- **What is required**
Repeat the data that follows in full. Do not include the pictures.

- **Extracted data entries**
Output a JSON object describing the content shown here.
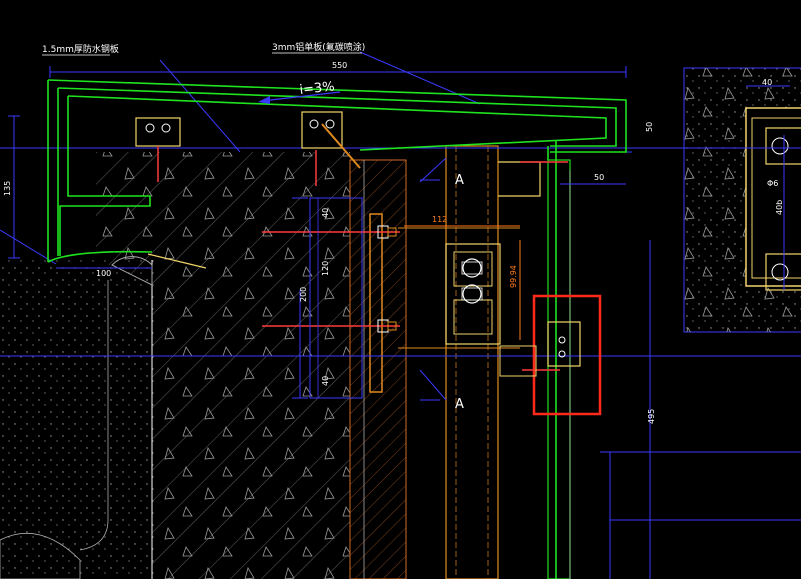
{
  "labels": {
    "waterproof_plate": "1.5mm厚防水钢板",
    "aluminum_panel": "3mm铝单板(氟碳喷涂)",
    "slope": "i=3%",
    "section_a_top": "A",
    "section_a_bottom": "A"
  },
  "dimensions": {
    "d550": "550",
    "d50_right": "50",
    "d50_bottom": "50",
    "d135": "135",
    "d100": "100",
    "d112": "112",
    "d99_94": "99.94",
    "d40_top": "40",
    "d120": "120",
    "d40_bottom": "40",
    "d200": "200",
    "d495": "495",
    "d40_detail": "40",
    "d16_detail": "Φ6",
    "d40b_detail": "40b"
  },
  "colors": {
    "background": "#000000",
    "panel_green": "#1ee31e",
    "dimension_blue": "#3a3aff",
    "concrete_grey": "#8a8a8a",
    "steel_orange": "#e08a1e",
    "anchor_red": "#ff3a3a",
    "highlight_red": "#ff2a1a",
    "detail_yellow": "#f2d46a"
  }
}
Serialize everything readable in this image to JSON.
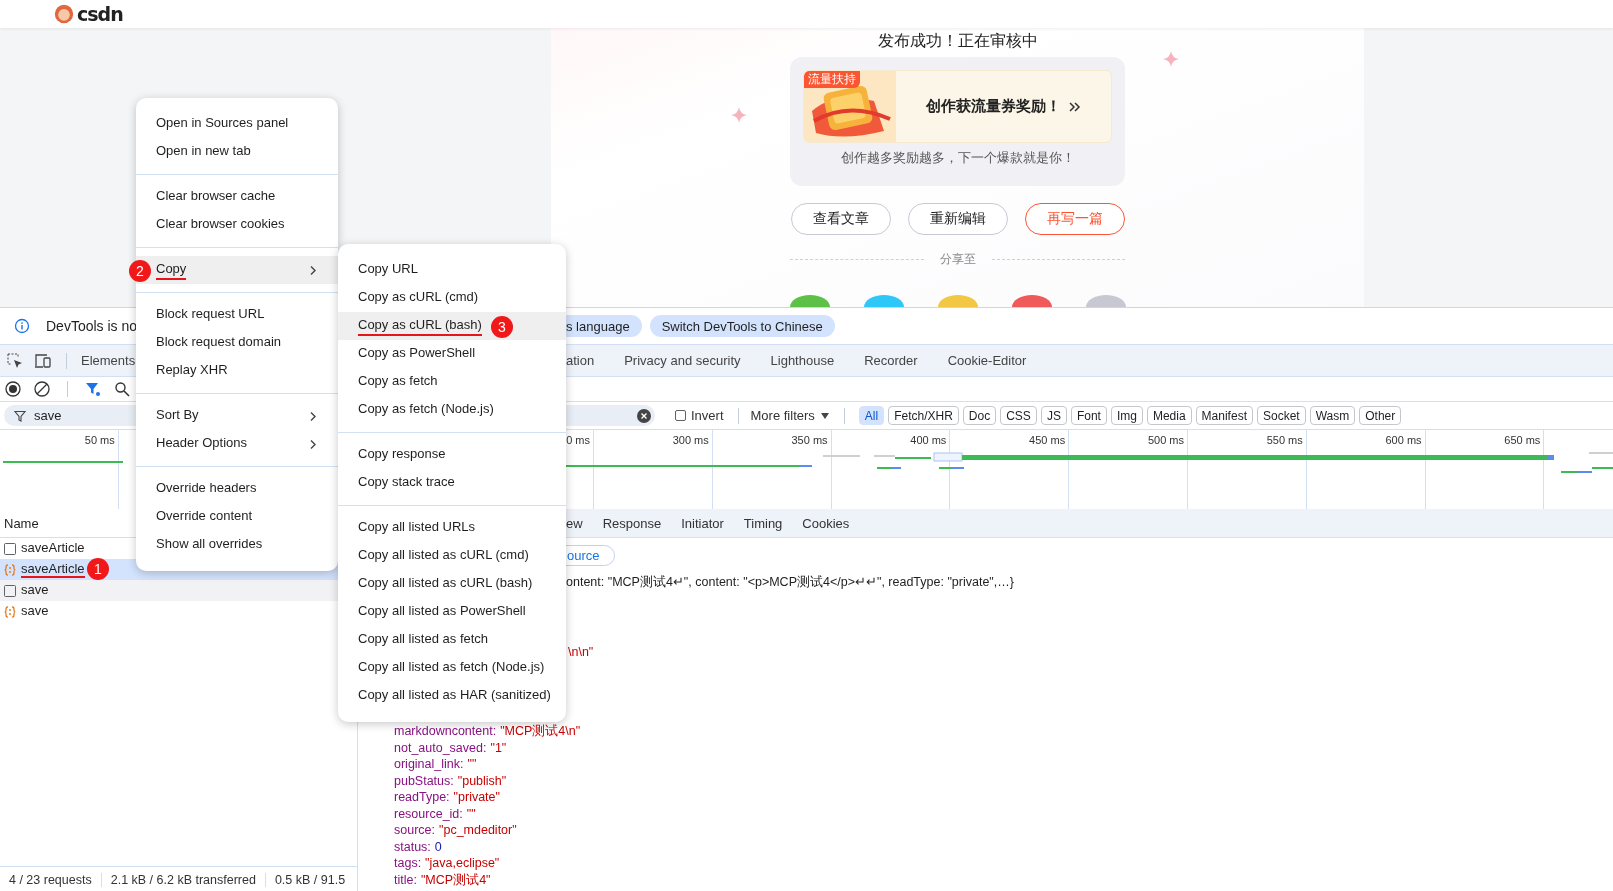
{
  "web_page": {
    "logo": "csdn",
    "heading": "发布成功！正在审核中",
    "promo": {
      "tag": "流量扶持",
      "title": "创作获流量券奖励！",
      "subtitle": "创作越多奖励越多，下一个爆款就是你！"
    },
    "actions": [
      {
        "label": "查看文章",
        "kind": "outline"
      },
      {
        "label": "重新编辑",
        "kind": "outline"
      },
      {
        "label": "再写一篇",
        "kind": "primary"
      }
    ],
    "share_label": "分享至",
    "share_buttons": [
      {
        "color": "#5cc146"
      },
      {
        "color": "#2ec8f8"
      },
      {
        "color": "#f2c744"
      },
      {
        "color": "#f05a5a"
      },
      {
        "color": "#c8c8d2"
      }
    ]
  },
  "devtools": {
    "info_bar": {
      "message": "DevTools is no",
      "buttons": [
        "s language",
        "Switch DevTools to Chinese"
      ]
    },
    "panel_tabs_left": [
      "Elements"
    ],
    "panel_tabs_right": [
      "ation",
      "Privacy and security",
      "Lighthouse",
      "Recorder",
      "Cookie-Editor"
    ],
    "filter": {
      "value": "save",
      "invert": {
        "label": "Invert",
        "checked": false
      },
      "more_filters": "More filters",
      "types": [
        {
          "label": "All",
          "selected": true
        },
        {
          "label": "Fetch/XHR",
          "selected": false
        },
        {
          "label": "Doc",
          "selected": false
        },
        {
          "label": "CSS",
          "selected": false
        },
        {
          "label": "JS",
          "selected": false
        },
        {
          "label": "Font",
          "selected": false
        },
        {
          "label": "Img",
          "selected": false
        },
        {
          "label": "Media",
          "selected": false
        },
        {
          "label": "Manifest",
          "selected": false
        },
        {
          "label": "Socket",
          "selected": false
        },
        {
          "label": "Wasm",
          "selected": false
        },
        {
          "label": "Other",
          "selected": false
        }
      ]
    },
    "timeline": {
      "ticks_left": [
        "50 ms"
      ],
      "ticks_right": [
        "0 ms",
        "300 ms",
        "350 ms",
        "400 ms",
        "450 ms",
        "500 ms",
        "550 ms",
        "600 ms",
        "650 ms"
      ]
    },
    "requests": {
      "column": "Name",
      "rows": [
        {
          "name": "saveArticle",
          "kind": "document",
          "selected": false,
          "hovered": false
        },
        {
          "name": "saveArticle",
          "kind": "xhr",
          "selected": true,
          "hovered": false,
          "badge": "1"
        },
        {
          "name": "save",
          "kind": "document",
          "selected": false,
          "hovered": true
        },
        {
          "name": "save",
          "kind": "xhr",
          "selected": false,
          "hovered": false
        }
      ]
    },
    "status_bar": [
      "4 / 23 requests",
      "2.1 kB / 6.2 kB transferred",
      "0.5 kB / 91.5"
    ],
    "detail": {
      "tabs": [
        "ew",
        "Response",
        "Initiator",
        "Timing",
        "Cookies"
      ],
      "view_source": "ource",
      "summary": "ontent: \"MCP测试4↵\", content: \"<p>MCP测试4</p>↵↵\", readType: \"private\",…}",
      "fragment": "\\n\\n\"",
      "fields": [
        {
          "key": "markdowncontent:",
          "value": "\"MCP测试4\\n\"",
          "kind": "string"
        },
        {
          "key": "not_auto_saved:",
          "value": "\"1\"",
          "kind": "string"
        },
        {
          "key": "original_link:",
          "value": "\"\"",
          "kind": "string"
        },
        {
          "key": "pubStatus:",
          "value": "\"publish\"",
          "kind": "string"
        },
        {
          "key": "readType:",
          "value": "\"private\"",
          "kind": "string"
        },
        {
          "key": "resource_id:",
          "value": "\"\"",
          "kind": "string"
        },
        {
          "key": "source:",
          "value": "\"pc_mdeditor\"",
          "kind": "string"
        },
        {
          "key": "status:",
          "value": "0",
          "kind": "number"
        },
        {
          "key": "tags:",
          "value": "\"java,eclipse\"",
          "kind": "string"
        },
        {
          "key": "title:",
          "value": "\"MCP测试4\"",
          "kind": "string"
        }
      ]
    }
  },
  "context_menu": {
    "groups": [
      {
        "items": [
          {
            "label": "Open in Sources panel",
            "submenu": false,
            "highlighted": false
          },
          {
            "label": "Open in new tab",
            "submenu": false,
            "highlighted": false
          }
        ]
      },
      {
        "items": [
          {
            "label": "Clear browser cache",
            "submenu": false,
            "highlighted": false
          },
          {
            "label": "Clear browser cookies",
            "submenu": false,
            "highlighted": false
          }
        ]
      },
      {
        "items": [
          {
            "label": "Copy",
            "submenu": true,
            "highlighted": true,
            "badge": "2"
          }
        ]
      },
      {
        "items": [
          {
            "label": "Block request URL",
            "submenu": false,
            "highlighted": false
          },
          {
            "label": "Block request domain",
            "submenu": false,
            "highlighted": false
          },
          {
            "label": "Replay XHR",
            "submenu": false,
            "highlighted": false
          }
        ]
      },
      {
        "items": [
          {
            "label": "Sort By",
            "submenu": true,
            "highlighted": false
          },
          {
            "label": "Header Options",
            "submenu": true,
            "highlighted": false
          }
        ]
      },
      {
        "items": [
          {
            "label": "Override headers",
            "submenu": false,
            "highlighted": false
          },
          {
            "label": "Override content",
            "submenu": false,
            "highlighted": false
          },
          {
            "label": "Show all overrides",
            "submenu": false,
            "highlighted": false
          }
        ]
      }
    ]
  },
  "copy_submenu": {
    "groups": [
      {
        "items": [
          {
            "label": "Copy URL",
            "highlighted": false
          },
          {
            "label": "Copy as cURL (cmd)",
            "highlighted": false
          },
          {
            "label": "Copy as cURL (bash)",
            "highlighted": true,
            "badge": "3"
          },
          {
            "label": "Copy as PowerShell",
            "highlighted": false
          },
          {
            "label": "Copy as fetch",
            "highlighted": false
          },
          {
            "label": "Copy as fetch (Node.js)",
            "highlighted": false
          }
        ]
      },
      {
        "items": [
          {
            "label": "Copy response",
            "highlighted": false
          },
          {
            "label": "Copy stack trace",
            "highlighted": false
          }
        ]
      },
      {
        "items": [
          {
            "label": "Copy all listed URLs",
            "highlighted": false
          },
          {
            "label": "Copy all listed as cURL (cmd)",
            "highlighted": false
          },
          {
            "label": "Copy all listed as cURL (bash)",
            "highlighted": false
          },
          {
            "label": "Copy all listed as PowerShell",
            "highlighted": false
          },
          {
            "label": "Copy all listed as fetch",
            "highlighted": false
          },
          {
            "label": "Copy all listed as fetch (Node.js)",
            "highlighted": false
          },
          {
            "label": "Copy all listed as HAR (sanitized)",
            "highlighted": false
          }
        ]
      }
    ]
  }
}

- **Result below**
Output a JSON object describing the content shown here.
{
  "labels": {
    "waterproof_plate": "1.5mm厚防水钢板",
    "aluminum_panel": "3mm铝单板(氟碳喷涂)",
    "slope": "i=3%",
    "section_a_top": "A",
    "section_a_bottom": "A"
  },
  "dimensions": {
    "d550": "550",
    "d50_right": "50",
    "d50_bottom": "50",
    "d135": "135",
    "d100": "100",
    "d112": "112",
    "d99_94": "99.94",
    "d40_top": "40",
    "d120": "120",
    "d40_bottom": "40",
    "d200": "200",
    "d495": "495",
    "d40_detail": "40",
    "d16_detail": "Φ6",
    "d40b_detail": "40b"
  },
  "colors": {
    "background": "#000000",
    "panel_green": "#1ee31e",
    "dimension_blue": "#3a3aff",
    "concrete_grey": "#8a8a8a",
    "steel_orange": "#e08a1e",
    "anchor_red": "#ff3a3a",
    "highlight_red": "#ff2a1a",
    "detail_yellow": "#f2d46a"
  }
}
Serialize everything readable in this image to JSON.
{
  "web_page": {
    "logo": "csdn",
    "heading": "发布成功！正在审核中",
    "promo": {
      "tag": "流量扶持",
      "title": "创作获流量券奖励！",
      "subtitle": "创作越多奖励越多，下一个爆款就是你！"
    },
    "actions": [
      {
        "label": "查看文章",
        "kind": "outline"
      },
      {
        "label": "重新编辑",
        "kind": "outline"
      },
      {
        "label": "再写一篇",
        "kind": "primary"
      }
    ],
    "share_label": "分享至",
    "share_buttons": [
      {
        "color": "#5cc146"
      },
      {
        "color": "#2ec8f8"
      },
      {
        "color": "#f2c744"
      },
      {
        "color": "#f05a5a"
      },
      {
        "color": "#c8c8d2"
      }
    ]
  },
  "devtools": {
    "info_bar": {
      "message": "DevTools is no",
      "buttons": [
        "s language",
        "Switch DevTools to Chinese"
      ]
    },
    "panel_tabs_left": [
      "Elements"
    ],
    "panel_tabs_right": [
      "ation",
      "Privacy and security",
      "Lighthouse",
      "Recorder",
      "Cookie-Editor"
    ],
    "filter": {
      "value": "save",
      "invert": {
        "label": "Invert",
        "checked": false
      },
      "more_filters": "More filters",
      "types": [
        {
          "label": "All",
          "selected": true
        },
        {
          "label": "Fetch/XHR",
          "selected": false
        },
        {
          "label": "Doc",
          "selected": false
        },
        {
          "label": "CSS",
          "selected": false
        },
        {
          "label": "JS",
          "selected": false
        },
        {
          "label": "Font",
          "selected": false
        },
        {
          "label": "Img",
          "selected": false
        },
        {
          "label": "Media",
          "selected": false
        },
        {
          "label": "Manifest",
          "selected": false
        },
        {
          "label": "Socket",
          "selected": false
        },
        {
          "label": "Wasm",
          "selected": false
        },
        {
          "label": "Other",
          "selected": false
        }
      ]
    },
    "timeline": {
      "ticks_left": [
        "50 ms"
      ],
      "ticks_right": [
        "0 ms",
        "300 ms",
        "350 ms",
        "400 ms",
        "450 ms",
        "500 ms",
        "550 ms",
        "600 ms",
        "650 ms"
      ]
    },
    "requests": {
      "column": "Name",
      "rows": [
        {
          "name": "saveArticle",
          "kind": "document",
          "selected": false,
          "hovered": false
        },
        {
          "name": "saveArticle",
          "kind": "xhr",
          "selected": true,
          "hovered": false,
          "badge": "1"
        },
        {
          "name": "save",
          "kind": "document",
          "selected": false,
          "hovered": true
        },
        {
          "name": "save",
          "kind": "xhr",
          "selected": false,
          "hovered": false
        }
      ]
    },
    "status_bar": [
      "4 / 23 requests",
      "2.1 kB / 6.2 kB transferred",
      "0.5 kB / 91.5"
    ],
    "detail": {
      "tabs": [
        "ew",
        "Response",
        "Initiator",
        "Timing",
        "Cookies"
      ],
      "view_source": "ource",
      "summary": "ontent: \"MCP测试4↵\", content: \"<p>MCP测试4</p>↵↵\", readType: \"private\",…}",
      "fragment": "\\n\\n\"",
      "fields": [
        {
          "key": "markdowncontent:",
          "value": "\"MCP测试4\\n\"",
          "kind": "string"
        },
        {
          "key": "not_auto_saved:",
          "value": "\"1\"",
          "kind": "string"
        },
        {
          "key": "original_link:",
          "value": "\"\"",
          "kind": "string"
        },
        {
          "key": "pubStatus:",
          "value": "\"publish\"",
          "kind": "string"
        },
        {
          "key": "readType:",
          "value": "\"private\"",
          "kind": "string"
        },
        {
          "key": "resource_id:",
          "value": "\"\"",
          "kind": "string"
        },
        {
          "key": "source:",
          "value": "\"pc_mdeditor\"",
          "kind": "string"
        },
        {
          "key": "status:",
          "value": "0",
          "kind": "number"
        },
        {
          "key": "tags:",
          "value": "\"java,eclipse\"",
          "kind": "string"
        },
        {
          "key": "title:",
          "value": "\"MCP测试4\"",
          "kind": "string"
        }
      ]
    }
  },
  "context_menu": {
    "groups": [
      {
        "items": [
          {
            "label": "Open in Sources panel",
            "submenu": false,
            "highlighted": false
          },
          {
            "label": "Open in new tab",
            "submenu": false,
            "highlighted": false
          }
        ]
      },
      {
        "items": [
          {
            "label": "Clear browser cache",
            "submenu": false,
            "highlighted": false
          },
          {
            "label": "Clear browser cookies",
            "submenu": false,
            "highlighted": false
          }
        ]
      },
      {
        "items": [
          {
            "label": "Copy",
            "submenu": true,
            "highlighted": true,
            "badge": "2"
          }
        ]
      },
      {
        "items": [
          {
            "label": "Block request URL",
            "submenu": false,
            "highlighted": false
          },
          {
            "label": "Block request domain",
            "submenu": false,
            "highlighted": false
          },
          {
            "label": "Replay XHR",
            "submenu": false,
            "highlighted": false
          }
        ]
      },
      {
        "items": [
          {
            "label": "Sort By",
            "submenu": true,
            "highlighted": false
          },
          {
            "label": "Header Options",
            "submenu": true,
            "highlighted": false
          }
        ]
      },
      {
        "items": [
          {
            "label": "Override headers",
            "submenu": false,
            "highlighted": false
          },
          {
            "label": "Override content",
            "submenu": false,
            "highlighted": false
          },
          {
            "label": "Show all overrides",
            "submenu": false,
            "highlighted": false
          }
        ]
      }
    ]
  },
  "copy_submenu": {
    "groups": [
      {
        "items": [
          {
            "label": "Copy URL",
            "highlighted": false
          },
          {
            "label": "Copy as cURL (cmd)",
            "highlighted": false
          },
          {
            "label": "Copy as cURL (bash)",
            "highlighted": true,
            "badge": "3"
          },
          {
            "label": "Copy as PowerShell",
            "highlighted": false
          },
          {
            "label": "Copy as fetch",
            "highlighted": false
          },
          {
            "label": "Copy as fetch (Node.js)",
            "highlighted": false
          }
        ]
      },
      {
        "items": [
          {
            "label": "Copy response",
            "highlighted": false
          },
          {
            "label": "Copy stack trace",
            "highlighted": false
          }
        ]
      },
      {
        "items": [
          {
            "label": "Copy all listed URLs",
            "highlighted": false
          },
          {
            "label": "Copy all listed as cURL (cmd)",
            "highlighted": false
          },
          {
            "label": "Copy all listed as cURL (bash)",
            "highlighted": false
          },
          {
            "label": "Copy all listed as PowerShell",
            "highlighted": false
          },
          {
            "label": "Copy all listed as fetch",
            "highlighted": false
          },
          {
            "label": "Copy all listed as fetch (Node.js)",
            "highlighted": false
          },
          {
            "label": "Copy all listed as HAR (sanitized)",
            "highlighted": false
          }
        ]
      }
    ]
  }
}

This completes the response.